▶ WHAT YOU ARE ASKED TO DO
Pull every "please" line out of the data below.

▶ DATA FOR ANALYSIS
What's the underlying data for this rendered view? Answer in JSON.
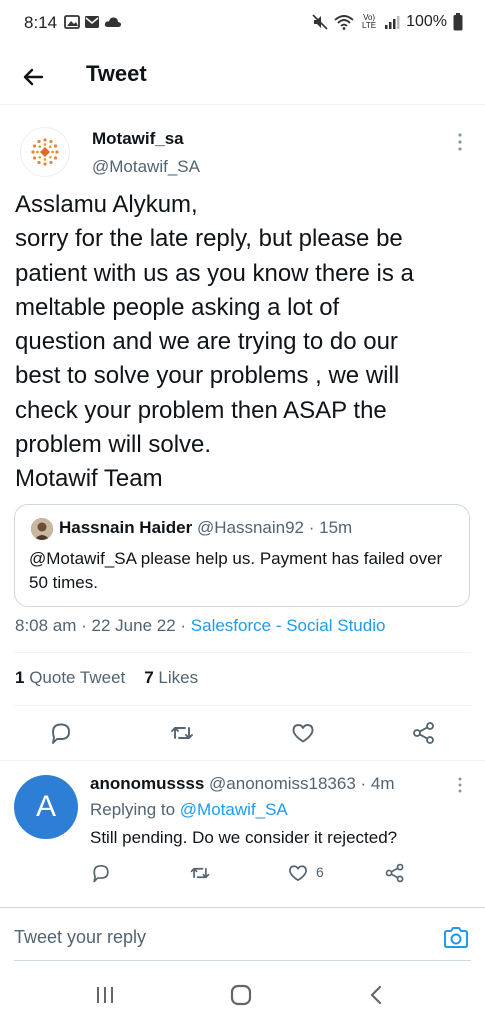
{
  "status_bar": {
    "time": "8:14",
    "battery": "100%",
    "volte_label": "Vo) LTE"
  },
  "header": {
    "title": "Tweet",
    "back_icon": "arrow-left-icon"
  },
  "tweet": {
    "author_name": "Motawif_sa",
    "author_handle": "@Motawif_SA",
    "text_lines": [
      "Asslamu Alykum,",
      "sorry for the late reply, but please be",
      "patient with us as you know there is a",
      "meltable people asking a lot of",
      "question and we are trying to do our",
      "best to solve your problems , we will",
      "check your problem then ASAP the",
      "problem will solve.",
      "Motawif Team"
    ],
    "quote": {
      "name": "Hassnain Haider",
      "handle_time": "@Hassnain92 · 15m",
      "text": "@Motawif_SA please help us. Payment has failed over 50 times."
    },
    "timestamp": "8:08 am · 22 June 22 · ",
    "source": "Salesforce - Social Studio",
    "stats": {
      "quote_count": "1",
      "quote_label": " Quote Tweet",
      "like_count": "7",
      "like_label": " Likes"
    }
  },
  "reply": {
    "avatar_letter": "A",
    "name": "anonomussss",
    "handle_time": " @anonomiss18363 · 4m",
    "replying_prefix": "Replying to ",
    "replying_handle": "@Motawif_SA",
    "text": "Still pending. Do we consider it rejected?",
    "like_count": "6"
  },
  "composer": {
    "placeholder": "Tweet your reply"
  },
  "colors": {
    "accent": "#1d9bf0",
    "secondary_text": "#536471",
    "reply_avatar": "#2d7fd6"
  }
}
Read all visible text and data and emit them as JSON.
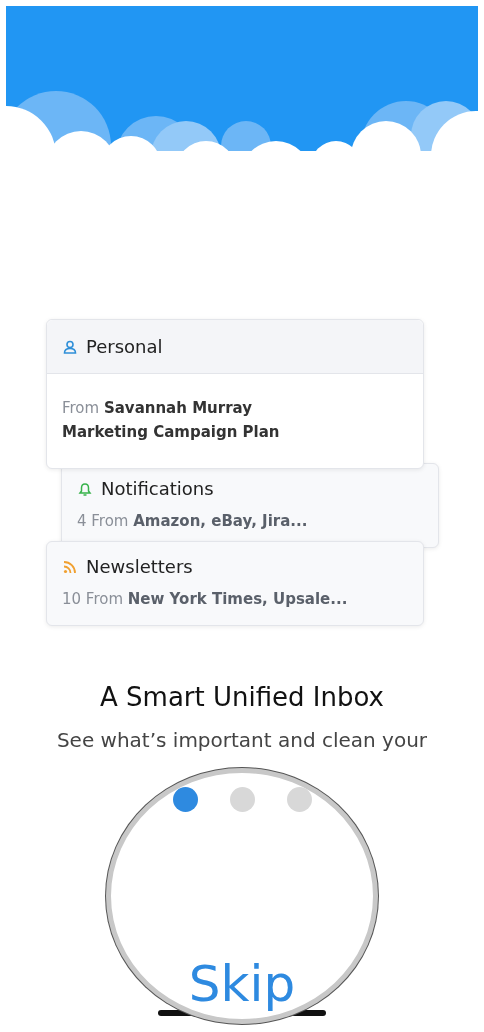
{
  "categories": [
    {
      "kind": "personal",
      "title": "Personal",
      "line": "From **Savannah Murray**",
      "subject": "Marketing Campaign Plan"
    },
    {
      "kind": "notifications",
      "title": "Notifications",
      "line": "4 From **Amazon, eBay, Jira...**"
    },
    {
      "kind": "newsletters",
      "title": "Newsletters",
      "line": "10 From **New York Times, Upsale...**"
    }
  ],
  "headline": "A Smart Unified Inbox",
  "description": "See what’s important and clean your",
  "pager": [
    {
      "selected": true
    },
    {
      "selected": false
    },
    {
      "selected": false
    }
  ],
  "skip_button": "Skip"
}
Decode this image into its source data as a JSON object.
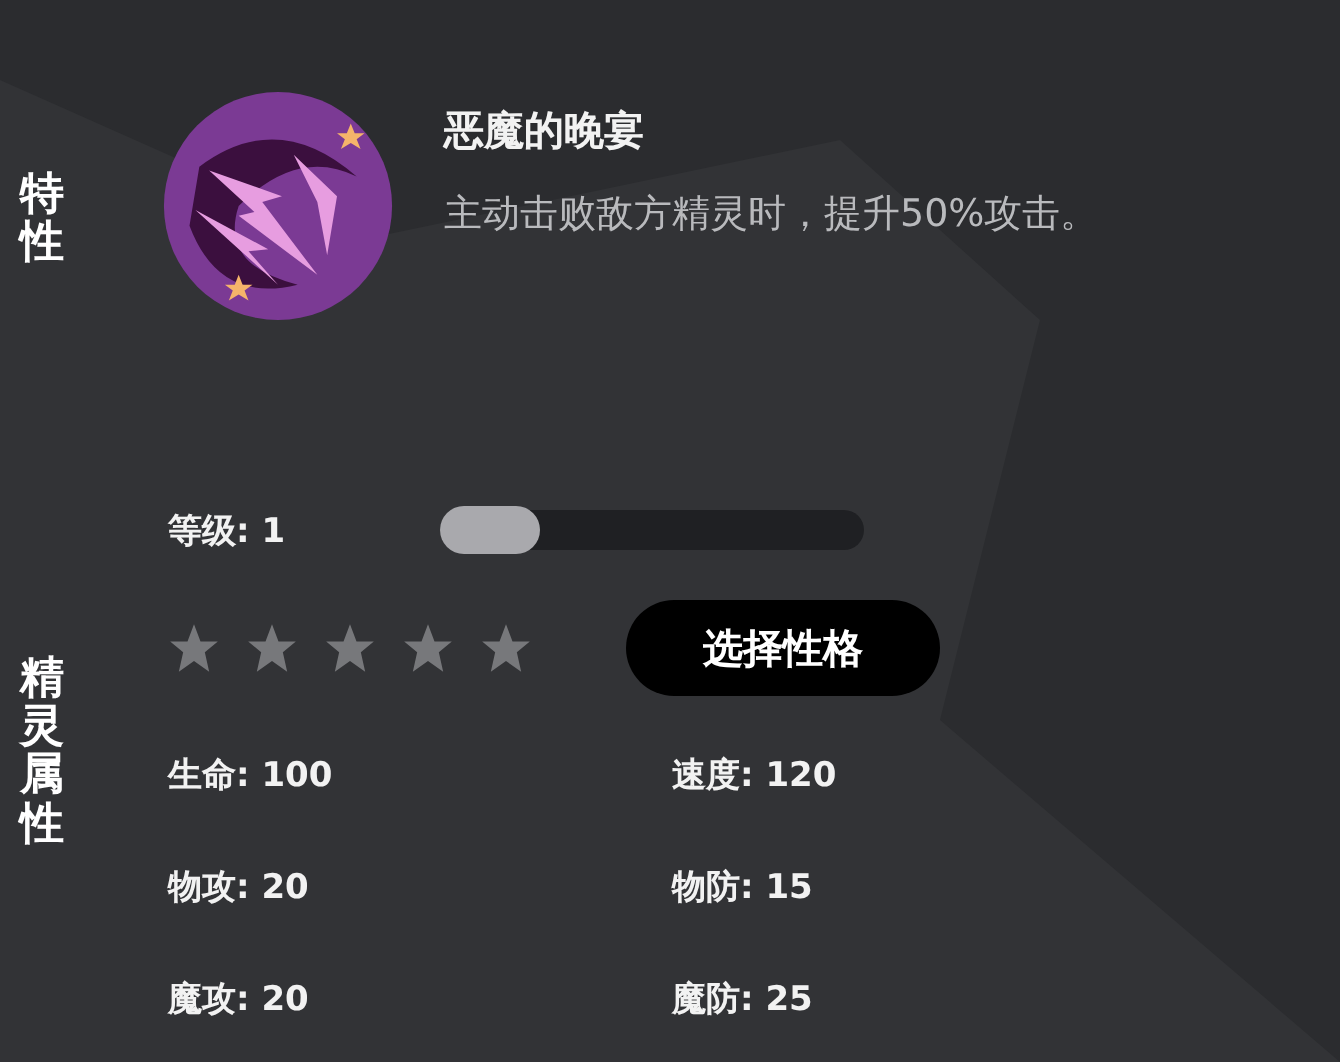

▶ YOUR SOLUTION
      "sorry for the late reply, but please be",
      "text": "@Motawif_SA please help us. Payment has failed over 50 times."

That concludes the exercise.